> [What to do]: Retype the records below word for word and omit any image.

Excerpts from an interface dataset
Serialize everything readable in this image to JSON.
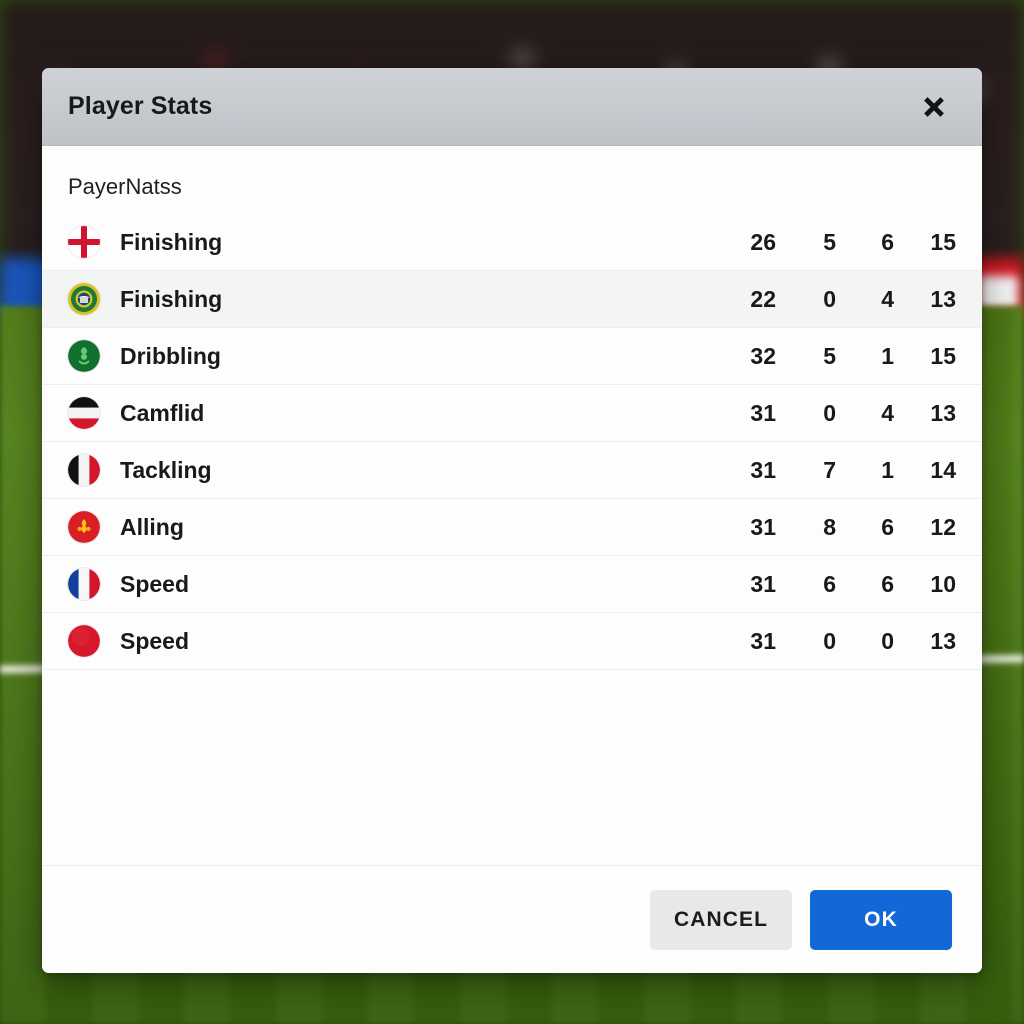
{
  "dialog": {
    "title": "Player Stats",
    "close_icon": "close-icon",
    "section_label": "PayerNatss",
    "rows": [
      {
        "flag": "england-flag-icon",
        "name": "Finishing",
        "v1": "26",
        "v2": "5",
        "v3": "6",
        "v4": "15",
        "highlight": false
      },
      {
        "flag": "brazil-flag-icon",
        "name": "Finishing",
        "v1": "22",
        "v2": "0",
        "v3": "4",
        "v4": "13",
        "highlight": true
      },
      {
        "flag": "green-crest-icon",
        "name": "Dribbling",
        "v1": "32",
        "v2": "5",
        "v3": "1",
        "v4": "15",
        "highlight": false
      },
      {
        "flag": "germany-flag-icon",
        "name": "Camflid",
        "v1": "31",
        "v2": "0",
        "v3": "4",
        "v4": "13",
        "highlight": false
      },
      {
        "flag": "belgium-flag-icon",
        "name": "Tackling",
        "v1": "31",
        "v2": "7",
        "v3": "1",
        "v4": "14",
        "highlight": false
      },
      {
        "flag": "red-crest-icon",
        "name": "Alling",
        "v1": "31",
        "v2": "8",
        "v3": "6",
        "v4": "12",
        "highlight": false
      },
      {
        "flag": "france-flag-icon",
        "name": "Speed",
        "v1": "31",
        "v2": "6",
        "v3": "6",
        "v4": "10",
        "highlight": false
      },
      {
        "flag": "red-circle-flag-icon",
        "name": "Speed",
        "v1": "31",
        "v2": "0",
        "v3": "0",
        "v4": "13",
        "highlight": false
      }
    ],
    "footer": {
      "cancel_label": "CANCEL",
      "ok_label": "OK"
    }
  },
  "colors": {
    "header_bg": "#c6c9ce",
    "dialog_bg": "#fdfdfd",
    "row_highlight": "#f3f4f4",
    "ok_button": "#1268d6",
    "cancel_button": "#e8e8e8",
    "text": "#17191c",
    "pitch_green": "#4a7615",
    "board_blue": "#1a58c0",
    "board_red": "#d61a22"
  }
}
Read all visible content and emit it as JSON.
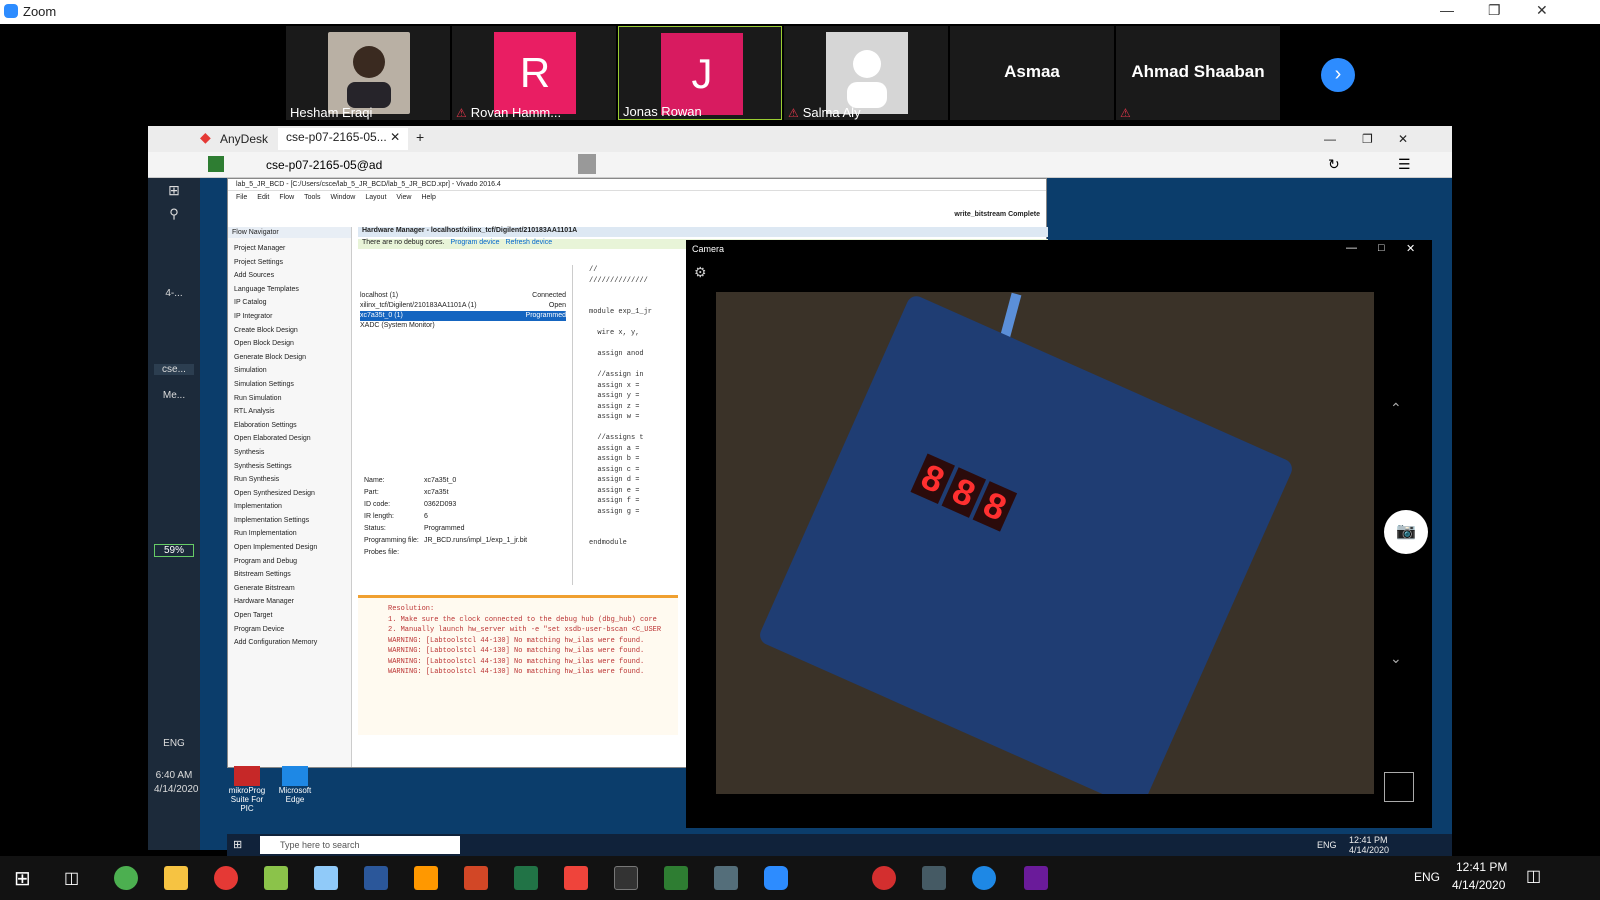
{
  "zoom": {
    "title": "Zoom",
    "participants": [
      {
        "name": "Hesham Eraqi",
        "initial": "",
        "color": "#b9b0a4",
        "muted": false
      },
      {
        "name": "Rovan Hamm...",
        "initial": "R",
        "color": "#e91e63",
        "muted": true
      },
      {
        "name": "Jonas Rowan",
        "initial": "J",
        "color": "#d81b60",
        "muted": false
      },
      {
        "name": "Salma Aly",
        "initial": "",
        "color": "#d6d6d6",
        "muted": true
      },
      {
        "name": "Asmaa",
        "initial": "",
        "color": "",
        "muted": false
      },
      {
        "name": "Ahmad Shaaban",
        "initial": "",
        "color": "",
        "muted": true
      }
    ]
  },
  "anydesk": {
    "app": "AnyDesk",
    "tab": "cse-p07-2165-05...",
    "address": "cse-p07-2165-05@ad"
  },
  "sidebar": {
    "battery": "59%",
    "lang": "ENG",
    "time": "6:40 AM",
    "date": "4/14/2020",
    "items": [
      "4-...",
      "cse...",
      "Me..."
    ]
  },
  "vivado": {
    "title": "lab_5_JR_BCD - [C:/Users/csce/lab_5_JR_BCD/lab_5_JR_BCD.xpr] - Vivado 2016.4",
    "status": "write_bitstream Complete",
    "menu": [
      "File",
      "Edit",
      "Flow",
      "Tools",
      "Window",
      "Layout",
      "View",
      "Help"
    ],
    "nav_title": "Flow Navigator",
    "hw_title": "Hardware Manager - localhost/xilinx_tcf/Digilent/210183AA1101A",
    "notice": "There are no debug cores.",
    "program": "Program device",
    "refresh": "Refresh device",
    "nav": [
      "Project Manager",
      "Project Settings",
      "Add Sources",
      "Language Templates",
      "IP Catalog",
      "IP Integrator",
      "Create Block Design",
      "Open Block Design",
      "Generate Block Design",
      "Simulation",
      "Simulation Settings",
      "Run Simulation",
      "RTL Analysis",
      "Elaboration Settings",
      "Open Elaborated Design",
      "Synthesis",
      "Synthesis Settings",
      "Run Synthesis",
      "Open Synthesized Design",
      "Implementation",
      "Implementation Settings",
      "Run Implementation",
      "Open Implemented Design",
      "Program and Debug",
      "Bitstream Settings",
      "Generate Bitstream",
      "Hardware Manager",
      "Open Target",
      "Program Device",
      "Add Configuration Memory"
    ],
    "hw_rows": [
      {
        "name": "localhost (1)",
        "status": "Connected"
      },
      {
        "name": "xilinx_tcf/Digilent/210183AA1101A (1)",
        "status": "Open"
      },
      {
        "name": "xc7a35t_0 (1)",
        "status": "Programmed"
      },
      {
        "name": "XADC (System Monitor)",
        "status": ""
      }
    ],
    "props": [
      {
        "k": "Name:",
        "v": "xc7a35t_0"
      },
      {
        "k": "Part:",
        "v": "xc7a35t"
      },
      {
        "k": "ID code:",
        "v": "0362D093"
      },
      {
        "k": "IR length:",
        "v": "6"
      },
      {
        "k": "Status:",
        "v": "Programmed"
      },
      {
        "k": "Programming file:",
        "v": "JR_BCD.runs/impl_1/exp_1_jr.bit"
      },
      {
        "k": "Probes file:",
        "v": ""
      }
    ],
    "tcl": [
      "Resolution:",
      "1. Make sure the clock connected to the debug hub (dbg_hub) core",
      "2. Manually launch hw_server with -e \"set xsdb-user-bscan <C_USER",
      "WARNING: [Labtoolstcl 44-130] No matching hw_ilas were found.",
      "WARNING: [Labtoolstcl 44-130] No matching hw_ilas were found.",
      "WARNING: [Labtoolstcl 44-130] No matching hw_ilas were found.",
      "WARNING: [Labtoolstcl 44-130] No matching hw_ilas were found."
    ],
    "code": [
      "//",
      "//////////////",
      "",
      "",
      "module exp_1_jr",
      "",
      "  wire x, y,",
      "",
      "  assign anod",
      "",
      "  //assign in",
      "  assign x =",
      "  assign y =",
      "  assign z =",
      "  assign w =",
      "",
      "  //assigns t",
      "  assign a =",
      "  assign b =",
      "  assign c =",
      "  assign d =",
      "  assign e =",
      "  assign f =",
      "  assign g =",
      "",
      "",
      "endmodule"
    ]
  },
  "camera": {
    "title": "Camera",
    "segments": [
      "8",
      "8",
      "8"
    ]
  },
  "inner": {
    "search": "Type here to search",
    "time": "12:41 PM",
    "date": "4/14/2020",
    "lang": "ENG",
    "desk1": "mikroProg Suite For PIC",
    "desk2": "Microsoft Edge"
  },
  "taskbar": {
    "time": "12:41 PM",
    "date": "4/14/2020",
    "lang": "ENG"
  }
}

> [Answer]:
Serialize everything readable in this image to JSON.
{
  "dialog": {
    "title": "Player Stats",
    "close_icon": "close-icon",
    "section_label": "PayerNatss",
    "rows": [
      {
        "flag": "england-flag-icon",
        "name": "Finishing",
        "v1": "26",
        "v2": "5",
        "v3": "6",
        "v4": "15",
        "highlight": false
      },
      {
        "flag": "brazil-flag-icon",
        "name": "Finishing",
        "v1": "22",
        "v2": "0",
        "v3": "4",
        "v4": "13",
        "highlight": true
      },
      {
        "flag": "green-crest-icon",
        "name": "Dribbling",
        "v1": "32",
        "v2": "5",
        "v3": "1",
        "v4": "15",
        "highlight": false
      },
      {
        "flag": "germany-flag-icon",
        "name": "Camflid",
        "v1": "31",
        "v2": "0",
        "v3": "4",
        "v4": "13",
        "highlight": false
      },
      {
        "flag": "belgium-flag-icon",
        "name": "Tackling",
        "v1": "31",
        "v2": "7",
        "v3": "1",
        "v4": "14",
        "highlight": false
      },
      {
        "flag": "red-crest-icon",
        "name": "Alling",
        "v1": "31",
        "v2": "8",
        "v3": "6",
        "v4": "12",
        "highlight": false
      },
      {
        "flag": "france-flag-icon",
        "name": "Speed",
        "v1": "31",
        "v2": "6",
        "v3": "6",
        "v4": "10",
        "highlight": false
      },
      {
        "flag": "red-circle-flag-icon",
        "name": "Speed",
        "v1": "31",
        "v2": "0",
        "v3": "0",
        "v4": "13",
        "highlight": false
      }
    ],
    "footer": {
      "cancel_label": "CANCEL",
      "ok_label": "OK"
    }
  },
  "colors": {
    "header_bg": "#c6c9ce",
    "dialog_bg": "#fdfdfd",
    "row_highlight": "#f3f4f4",
    "ok_button": "#1268d6",
    "cancel_button": "#e8e8e8",
    "text": "#17191c",
    "pitch_green": "#4a7615",
    "board_blue": "#1a58c0",
    "board_red": "#d61a22"
  }
}
Read all visible content and emit it as JSON.
{
  "zoom": {
    "title": "Zoom",
    "participants": [
      {
        "name": "Hesham Eraqi",
        "initial": "",
        "color": "#b9b0a4",
        "muted": false
      },
      {
        "name": "Rovan Hamm...",
        "initial": "R",
        "color": "#e91e63",
        "muted": true
      },
      {
        "name": "Jonas Rowan",
        "initial": "J",
        "color": "#d81b60",
        "muted": false
      },
      {
        "name": "Salma Aly",
        "initial": "",
        "color": "#d6d6d6",
        "muted": true
      },
      {
        "name": "Asmaa",
        "initial": "",
        "color": "",
        "muted": false
      },
      {
        "name": "Ahmad Shaaban",
        "initial": "",
        "color": "",
        "muted": true
      }
    ]
  },
  "anydesk": {
    "app": "AnyDesk",
    "tab": "cse-p07-2165-05...",
    "address": "cse-p07-2165-05@ad"
  },
  "sidebar": {
    "battery": "59%",
    "lang": "ENG",
    "time": "6:40 AM",
    "date": "4/14/2020",
    "items": [
      "4-...",
      "cse...",
      "Me..."
    ]
  },
  "vivado": {
    "title": "lab_5_JR_BCD - [C:/Users/csce/lab_5_JR_BCD/lab_5_JR_BCD.xpr] - Vivado 2016.4",
    "status": "write_bitstream Complete",
    "menu": [
      "File",
      "Edit",
      "Flow",
      "Tools",
      "Window",
      "Layout",
      "View",
      "Help"
    ],
    "nav_title": "Flow Navigator",
    "hw_title": "Hardware Manager - localhost/xilinx_tcf/Digilent/210183AA1101A",
    "notice": "There are no debug cores.",
    "program": "Program device",
    "refresh": "Refresh device",
    "nav": [
      "Project Manager",
      "Project Settings",
      "Add Sources",
      "Language Templates",
      "IP Catalog",
      "IP Integrator",
      "Create Block Design",
      "Open Block Design",
      "Generate Block Design",
      "Simulation",
      "Simulation Settings",
      "Run Simulation",
      "RTL Analysis",
      "Elaboration Settings",
      "Open Elaborated Design",
      "Synthesis",
      "Synthesis Settings",
      "Run Synthesis",
      "Open Synthesized Design",
      "Implementation",
      "Implementation Settings",
      "Run Implementation",
      "Open Implemented Design",
      "Program and Debug",
      "Bitstream Settings",
      "Generate Bitstream",
      "Hardware Manager",
      "Open Target",
      "Program Device",
      "Add Configuration Memory"
    ],
    "hw_rows": [
      {
        "name": "localhost (1)",
        "status": "Connected"
      },
      {
        "name": "xilinx_tcf/Digilent/210183AA1101A (1)",
        "status": "Open"
      },
      {
        "name": "xc7a35t_0 (1)",
        "status": "Programmed"
      },
      {
        "name": "XADC (System Monitor)",
        "status": ""
      }
    ],
    "props": [
      {
        "k": "Name:",
        "v": "xc7a35t_0"
      },
      {
        "k": "Part:",
        "v": "xc7a35t"
      },
      {
        "k": "ID code:",
        "v": "0362D093"
      },
      {
        "k": "IR length:",
        "v": "6"
      },
      {
        "k": "Status:",
        "v": "Programmed"
      },
      {
        "k": "Programming file:",
        "v": "JR_BCD.runs/impl_1/exp_1_jr.bit"
      },
      {
        "k": "Probes file:",
        "v": ""
      }
    ],
    "tcl": [
      "Resolution:",
      "1. Make sure the clock connected to the debug hub (dbg_hub) core",
      "2. Manually launch hw_server with -e \"set xsdb-user-bscan <C_USER",
      "WARNING: [Labtoolstcl 44-130] No matching hw_ilas were found.",
      "WARNING: [Labtoolstcl 44-130] No matching hw_ilas were found.",
      "WARNING: [Labtoolstcl 44-130] No matching hw_ilas were found.",
      "WARNING: [Labtoolstcl 44-130] No matching hw_ilas were found."
    ],
    "code": [
      "//",
      "//////////////",
      "",
      "",
      "module exp_1_jr",
      "",
      "  wire x, y,",
      "",
      "  assign anod",
      "",
      "  //assign in",
      "  assign x =",
      "  assign y =",
      "  assign z =",
      "  assign w =",
      "",
      "  //assigns t",
      "  assign a =",
      "  assign b =",
      "  assign c =",
      "  assign d =",
      "  assign e =",
      "  assign f =",
      "  assign g =",
      "",
      "",
      "endmodule"
    ]
  },
  "camera": {
    "title": "Camera",
    "segments": [
      "8",
      "8",
      "8"
    ]
  },
  "inner": {
    "search": "Type here to search",
    "time": "12:41 PM",
    "date": "4/14/2020",
    "lang": "ENG",
    "desk1": "mikroProg Suite For PIC",
    "desk2": "Microsoft Edge"
  },
  "taskbar": {
    "time": "12:41 PM",
    "date": "4/14/2020",
    "lang": "ENG"
  }
}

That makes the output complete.